The only "crime" UNC Police has committed is to have desperately attempted to keep the peace and prevent people from hurting each other. These intentional, slanderous fabrications are an attempt to recruit for a cause that for some may have begun as an anti-racism campaign, but has now devolved into a concerted effort focused on the opposition to, and destruction of, all forms of campus authority.

Jeff McCracken

Chief of Police

UNC Chapel Hill

<![CDATA[Letter to the editor: An apology for the bell tower climb]]> Climbing the Bell Tower has become, as The DTH noted April 14, a rite of passage for seniors each spring, with the event being offered for more than 15 years by the UNC General Alumni Association.

This year, the Bell Tower Climb did not go as it has in the past.

The GAA staff sympathizes with seniors who experienced long wait times to make the climb. We apologize for this outcome. We welcome your feedback, and we will use your feedback to improve this experience for future graduating classes.

This year's Senior Week activities -including Night at Sutton's, a private show at the Morehead Planetarium and the Last Lecture delivered by Tanner Award-winning chemistry professor Brian Hogan - along with the Bell Tower Climb were intended to celebrate your undergraduate years. We host these events, as well as a Champagne and Dessert Reception, because we believe these days should be filled with joy and with warm memories of this place. We are hopeful that our alumni go forward and can forever tell everyone they meet, "Yes, I graduated from Carolina."

The GAA regrets that any of these beautiful days were marred in your memory of this place. We hope that your many interactions with us in the future will replace this negative experience.

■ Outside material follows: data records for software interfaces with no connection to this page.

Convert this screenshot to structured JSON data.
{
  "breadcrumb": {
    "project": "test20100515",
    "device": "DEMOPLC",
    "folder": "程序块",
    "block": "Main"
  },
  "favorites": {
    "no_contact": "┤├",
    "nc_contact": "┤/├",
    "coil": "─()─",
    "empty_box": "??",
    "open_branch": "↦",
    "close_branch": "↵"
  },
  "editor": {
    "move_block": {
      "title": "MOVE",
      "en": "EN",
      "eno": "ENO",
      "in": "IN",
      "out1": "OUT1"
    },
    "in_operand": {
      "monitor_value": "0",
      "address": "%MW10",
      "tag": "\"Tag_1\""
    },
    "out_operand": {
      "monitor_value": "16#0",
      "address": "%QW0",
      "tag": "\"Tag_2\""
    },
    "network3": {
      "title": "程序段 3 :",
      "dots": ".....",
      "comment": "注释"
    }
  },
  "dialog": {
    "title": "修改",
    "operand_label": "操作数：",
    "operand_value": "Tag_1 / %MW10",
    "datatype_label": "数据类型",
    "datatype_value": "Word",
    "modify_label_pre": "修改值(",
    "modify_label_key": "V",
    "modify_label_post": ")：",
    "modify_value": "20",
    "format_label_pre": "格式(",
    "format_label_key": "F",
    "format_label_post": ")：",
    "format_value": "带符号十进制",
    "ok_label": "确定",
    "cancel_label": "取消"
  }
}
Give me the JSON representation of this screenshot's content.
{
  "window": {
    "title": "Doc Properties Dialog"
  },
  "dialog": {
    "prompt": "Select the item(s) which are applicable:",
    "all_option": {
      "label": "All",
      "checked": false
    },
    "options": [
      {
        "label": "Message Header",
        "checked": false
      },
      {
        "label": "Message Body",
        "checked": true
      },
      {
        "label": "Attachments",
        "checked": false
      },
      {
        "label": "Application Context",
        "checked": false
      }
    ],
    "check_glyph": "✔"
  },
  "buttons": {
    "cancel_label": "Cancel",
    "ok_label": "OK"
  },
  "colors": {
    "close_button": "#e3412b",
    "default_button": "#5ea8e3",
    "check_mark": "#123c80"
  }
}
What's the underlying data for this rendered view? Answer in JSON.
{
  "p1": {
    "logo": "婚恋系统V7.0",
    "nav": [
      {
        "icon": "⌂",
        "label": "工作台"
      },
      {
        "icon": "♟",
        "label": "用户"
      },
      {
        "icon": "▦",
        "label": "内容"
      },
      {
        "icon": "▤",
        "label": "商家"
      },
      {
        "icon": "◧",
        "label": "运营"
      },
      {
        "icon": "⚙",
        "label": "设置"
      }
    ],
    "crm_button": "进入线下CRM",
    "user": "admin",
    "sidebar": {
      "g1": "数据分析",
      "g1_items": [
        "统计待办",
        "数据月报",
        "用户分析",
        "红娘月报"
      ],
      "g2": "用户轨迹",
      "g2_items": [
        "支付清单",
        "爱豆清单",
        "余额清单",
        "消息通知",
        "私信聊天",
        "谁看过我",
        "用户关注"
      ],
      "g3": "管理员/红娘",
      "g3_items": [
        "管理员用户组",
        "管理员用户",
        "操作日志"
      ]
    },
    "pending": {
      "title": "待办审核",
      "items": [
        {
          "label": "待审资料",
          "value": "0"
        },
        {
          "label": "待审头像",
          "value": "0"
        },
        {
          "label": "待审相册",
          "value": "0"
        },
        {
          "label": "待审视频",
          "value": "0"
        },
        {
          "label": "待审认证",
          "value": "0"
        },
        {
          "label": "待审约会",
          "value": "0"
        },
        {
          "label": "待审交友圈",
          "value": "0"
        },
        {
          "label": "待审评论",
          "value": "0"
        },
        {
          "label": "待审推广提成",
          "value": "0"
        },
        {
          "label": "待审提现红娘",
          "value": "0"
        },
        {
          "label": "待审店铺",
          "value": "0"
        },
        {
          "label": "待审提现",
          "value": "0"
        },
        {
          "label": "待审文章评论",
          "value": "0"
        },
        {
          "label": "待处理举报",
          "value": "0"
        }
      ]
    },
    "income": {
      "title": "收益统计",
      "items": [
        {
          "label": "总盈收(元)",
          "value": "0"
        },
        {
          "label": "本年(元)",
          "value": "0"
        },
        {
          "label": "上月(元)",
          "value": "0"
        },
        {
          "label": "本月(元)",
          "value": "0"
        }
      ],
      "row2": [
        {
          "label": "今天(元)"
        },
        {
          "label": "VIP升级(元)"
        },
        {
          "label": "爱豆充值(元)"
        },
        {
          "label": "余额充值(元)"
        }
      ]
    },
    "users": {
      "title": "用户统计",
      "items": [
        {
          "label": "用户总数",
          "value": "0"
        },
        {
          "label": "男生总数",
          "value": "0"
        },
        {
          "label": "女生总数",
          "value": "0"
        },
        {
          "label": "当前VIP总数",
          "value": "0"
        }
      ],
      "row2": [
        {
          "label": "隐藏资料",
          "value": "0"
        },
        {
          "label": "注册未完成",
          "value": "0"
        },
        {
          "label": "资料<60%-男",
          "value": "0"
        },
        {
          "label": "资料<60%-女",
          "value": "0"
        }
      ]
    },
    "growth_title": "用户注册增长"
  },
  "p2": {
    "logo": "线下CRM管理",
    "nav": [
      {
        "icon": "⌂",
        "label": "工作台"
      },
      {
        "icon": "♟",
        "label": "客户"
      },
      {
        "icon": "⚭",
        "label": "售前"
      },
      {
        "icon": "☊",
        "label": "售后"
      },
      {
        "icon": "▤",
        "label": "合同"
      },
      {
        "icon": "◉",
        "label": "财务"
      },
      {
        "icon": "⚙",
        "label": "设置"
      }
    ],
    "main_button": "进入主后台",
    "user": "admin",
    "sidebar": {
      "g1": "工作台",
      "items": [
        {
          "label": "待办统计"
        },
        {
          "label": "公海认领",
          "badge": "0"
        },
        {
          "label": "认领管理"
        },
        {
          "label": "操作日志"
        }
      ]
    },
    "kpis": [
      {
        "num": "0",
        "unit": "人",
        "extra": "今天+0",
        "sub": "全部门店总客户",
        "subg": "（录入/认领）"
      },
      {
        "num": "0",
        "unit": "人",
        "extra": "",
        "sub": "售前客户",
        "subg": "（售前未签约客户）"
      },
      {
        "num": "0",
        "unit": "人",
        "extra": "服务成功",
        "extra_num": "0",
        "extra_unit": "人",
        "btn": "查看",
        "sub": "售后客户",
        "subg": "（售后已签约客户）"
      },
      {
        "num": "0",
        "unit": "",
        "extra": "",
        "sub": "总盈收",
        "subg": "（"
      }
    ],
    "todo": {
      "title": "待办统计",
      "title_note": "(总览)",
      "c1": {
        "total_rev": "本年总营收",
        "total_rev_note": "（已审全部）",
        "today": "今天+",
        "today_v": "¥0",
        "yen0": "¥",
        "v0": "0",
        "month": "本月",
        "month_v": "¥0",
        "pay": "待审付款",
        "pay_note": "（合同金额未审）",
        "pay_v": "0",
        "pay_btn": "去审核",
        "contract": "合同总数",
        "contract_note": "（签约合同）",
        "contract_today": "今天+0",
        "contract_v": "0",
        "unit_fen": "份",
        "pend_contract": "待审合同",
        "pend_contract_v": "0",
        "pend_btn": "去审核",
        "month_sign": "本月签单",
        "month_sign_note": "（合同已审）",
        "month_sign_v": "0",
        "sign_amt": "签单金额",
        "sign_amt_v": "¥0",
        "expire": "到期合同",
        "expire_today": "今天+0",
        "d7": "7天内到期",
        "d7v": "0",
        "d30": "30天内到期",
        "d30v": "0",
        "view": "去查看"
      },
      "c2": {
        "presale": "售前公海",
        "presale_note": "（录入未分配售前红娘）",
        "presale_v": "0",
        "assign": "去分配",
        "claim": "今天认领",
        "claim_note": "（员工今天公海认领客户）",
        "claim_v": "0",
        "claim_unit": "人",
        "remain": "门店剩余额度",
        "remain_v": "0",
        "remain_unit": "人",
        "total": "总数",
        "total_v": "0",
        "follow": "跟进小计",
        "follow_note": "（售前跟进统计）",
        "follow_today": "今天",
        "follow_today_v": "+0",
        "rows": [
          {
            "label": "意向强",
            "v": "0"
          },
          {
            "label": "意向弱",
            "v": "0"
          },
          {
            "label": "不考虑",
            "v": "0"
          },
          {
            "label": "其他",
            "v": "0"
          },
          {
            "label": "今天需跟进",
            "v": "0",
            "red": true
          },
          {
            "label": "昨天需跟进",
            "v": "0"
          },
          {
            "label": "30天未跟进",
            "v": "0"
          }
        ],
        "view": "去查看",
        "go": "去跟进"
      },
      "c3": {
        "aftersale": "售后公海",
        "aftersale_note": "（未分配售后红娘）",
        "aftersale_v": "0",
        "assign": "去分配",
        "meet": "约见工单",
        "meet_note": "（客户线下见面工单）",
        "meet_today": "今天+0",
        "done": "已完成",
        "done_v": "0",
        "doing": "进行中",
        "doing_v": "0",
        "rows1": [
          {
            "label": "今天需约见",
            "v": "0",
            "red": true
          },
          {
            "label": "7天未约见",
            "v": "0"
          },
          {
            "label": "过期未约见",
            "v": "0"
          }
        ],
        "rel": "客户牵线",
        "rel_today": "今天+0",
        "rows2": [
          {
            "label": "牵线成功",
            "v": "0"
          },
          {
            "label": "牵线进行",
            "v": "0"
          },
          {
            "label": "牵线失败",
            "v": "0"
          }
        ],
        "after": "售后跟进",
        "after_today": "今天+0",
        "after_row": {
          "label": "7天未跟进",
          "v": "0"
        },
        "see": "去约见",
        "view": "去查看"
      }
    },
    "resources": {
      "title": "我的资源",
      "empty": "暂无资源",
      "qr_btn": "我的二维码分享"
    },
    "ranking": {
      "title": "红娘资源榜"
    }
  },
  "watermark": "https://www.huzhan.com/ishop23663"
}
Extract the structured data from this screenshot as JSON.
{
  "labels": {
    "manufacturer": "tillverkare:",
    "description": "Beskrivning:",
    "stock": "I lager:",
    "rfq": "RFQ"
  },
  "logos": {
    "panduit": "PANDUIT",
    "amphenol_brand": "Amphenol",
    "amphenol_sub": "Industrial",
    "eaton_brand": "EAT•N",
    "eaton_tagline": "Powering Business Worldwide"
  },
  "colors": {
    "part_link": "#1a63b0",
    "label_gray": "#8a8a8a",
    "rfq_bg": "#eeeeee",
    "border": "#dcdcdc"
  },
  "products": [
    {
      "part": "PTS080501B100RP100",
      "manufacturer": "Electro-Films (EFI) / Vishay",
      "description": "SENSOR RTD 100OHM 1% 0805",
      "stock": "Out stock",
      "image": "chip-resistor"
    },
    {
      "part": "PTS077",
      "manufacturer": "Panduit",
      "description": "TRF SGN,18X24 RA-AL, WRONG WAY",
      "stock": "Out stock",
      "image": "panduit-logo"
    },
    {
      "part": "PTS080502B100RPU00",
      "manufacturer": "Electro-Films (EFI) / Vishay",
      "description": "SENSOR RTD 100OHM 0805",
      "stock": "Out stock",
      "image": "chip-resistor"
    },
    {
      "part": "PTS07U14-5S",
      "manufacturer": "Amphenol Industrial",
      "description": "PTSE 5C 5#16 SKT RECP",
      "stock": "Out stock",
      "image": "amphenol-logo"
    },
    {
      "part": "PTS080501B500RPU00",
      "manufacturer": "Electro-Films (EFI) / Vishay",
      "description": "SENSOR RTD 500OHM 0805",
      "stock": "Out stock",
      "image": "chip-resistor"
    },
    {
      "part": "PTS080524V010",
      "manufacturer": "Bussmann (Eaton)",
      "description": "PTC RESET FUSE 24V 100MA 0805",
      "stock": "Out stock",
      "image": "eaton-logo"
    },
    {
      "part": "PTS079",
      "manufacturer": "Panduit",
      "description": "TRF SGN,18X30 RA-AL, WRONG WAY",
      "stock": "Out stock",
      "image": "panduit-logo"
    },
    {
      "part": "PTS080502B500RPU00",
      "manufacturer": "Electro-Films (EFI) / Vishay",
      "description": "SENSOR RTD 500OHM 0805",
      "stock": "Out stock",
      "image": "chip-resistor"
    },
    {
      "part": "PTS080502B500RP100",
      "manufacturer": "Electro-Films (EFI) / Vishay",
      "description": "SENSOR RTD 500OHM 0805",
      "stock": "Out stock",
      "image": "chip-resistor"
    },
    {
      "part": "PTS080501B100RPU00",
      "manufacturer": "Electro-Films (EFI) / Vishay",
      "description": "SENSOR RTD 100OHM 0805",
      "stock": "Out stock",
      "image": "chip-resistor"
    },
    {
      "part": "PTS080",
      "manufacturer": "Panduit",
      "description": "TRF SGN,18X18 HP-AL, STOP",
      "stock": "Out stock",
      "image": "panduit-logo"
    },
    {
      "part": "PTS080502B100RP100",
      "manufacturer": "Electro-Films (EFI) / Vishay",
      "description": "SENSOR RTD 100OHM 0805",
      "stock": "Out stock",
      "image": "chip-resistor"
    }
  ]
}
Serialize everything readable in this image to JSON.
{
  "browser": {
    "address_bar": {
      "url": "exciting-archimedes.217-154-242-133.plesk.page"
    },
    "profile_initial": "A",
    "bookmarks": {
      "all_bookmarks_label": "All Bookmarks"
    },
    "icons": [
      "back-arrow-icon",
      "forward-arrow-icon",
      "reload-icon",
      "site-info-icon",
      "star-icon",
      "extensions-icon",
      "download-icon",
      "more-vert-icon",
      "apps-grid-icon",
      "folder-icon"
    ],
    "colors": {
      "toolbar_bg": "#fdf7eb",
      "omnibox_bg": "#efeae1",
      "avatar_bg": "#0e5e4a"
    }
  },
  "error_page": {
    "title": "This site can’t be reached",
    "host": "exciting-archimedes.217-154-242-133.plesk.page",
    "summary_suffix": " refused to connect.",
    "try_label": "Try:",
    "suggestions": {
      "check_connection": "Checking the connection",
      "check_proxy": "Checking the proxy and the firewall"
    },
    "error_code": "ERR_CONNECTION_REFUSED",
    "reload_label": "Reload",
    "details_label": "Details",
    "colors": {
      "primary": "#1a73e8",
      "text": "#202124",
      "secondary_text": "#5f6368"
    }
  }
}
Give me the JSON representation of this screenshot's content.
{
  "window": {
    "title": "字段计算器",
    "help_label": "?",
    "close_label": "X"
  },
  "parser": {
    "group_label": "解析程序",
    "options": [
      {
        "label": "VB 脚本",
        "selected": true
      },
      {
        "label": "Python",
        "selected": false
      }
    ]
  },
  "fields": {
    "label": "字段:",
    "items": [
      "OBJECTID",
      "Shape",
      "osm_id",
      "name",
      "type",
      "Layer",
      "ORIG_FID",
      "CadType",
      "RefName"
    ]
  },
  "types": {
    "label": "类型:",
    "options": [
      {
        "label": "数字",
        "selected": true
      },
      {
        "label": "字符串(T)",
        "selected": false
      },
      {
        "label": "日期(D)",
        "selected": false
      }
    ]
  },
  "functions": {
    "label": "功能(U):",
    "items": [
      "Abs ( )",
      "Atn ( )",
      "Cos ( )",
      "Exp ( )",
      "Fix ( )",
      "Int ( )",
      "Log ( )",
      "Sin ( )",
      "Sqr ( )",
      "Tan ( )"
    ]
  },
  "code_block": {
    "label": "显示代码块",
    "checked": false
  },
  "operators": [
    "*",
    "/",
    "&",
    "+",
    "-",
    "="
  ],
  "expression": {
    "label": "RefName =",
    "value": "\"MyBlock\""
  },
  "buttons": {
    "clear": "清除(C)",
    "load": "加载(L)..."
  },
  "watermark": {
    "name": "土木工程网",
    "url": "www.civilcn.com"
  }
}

The Bell Tower's been standing since Thanksgiving 1931. It'll be here every time you come back, and it'll be open for climbs - at no charge - before every home football game. Hope to see you then.

Doug Dibbert

UNC Class of 1970

UNC General Alumni Association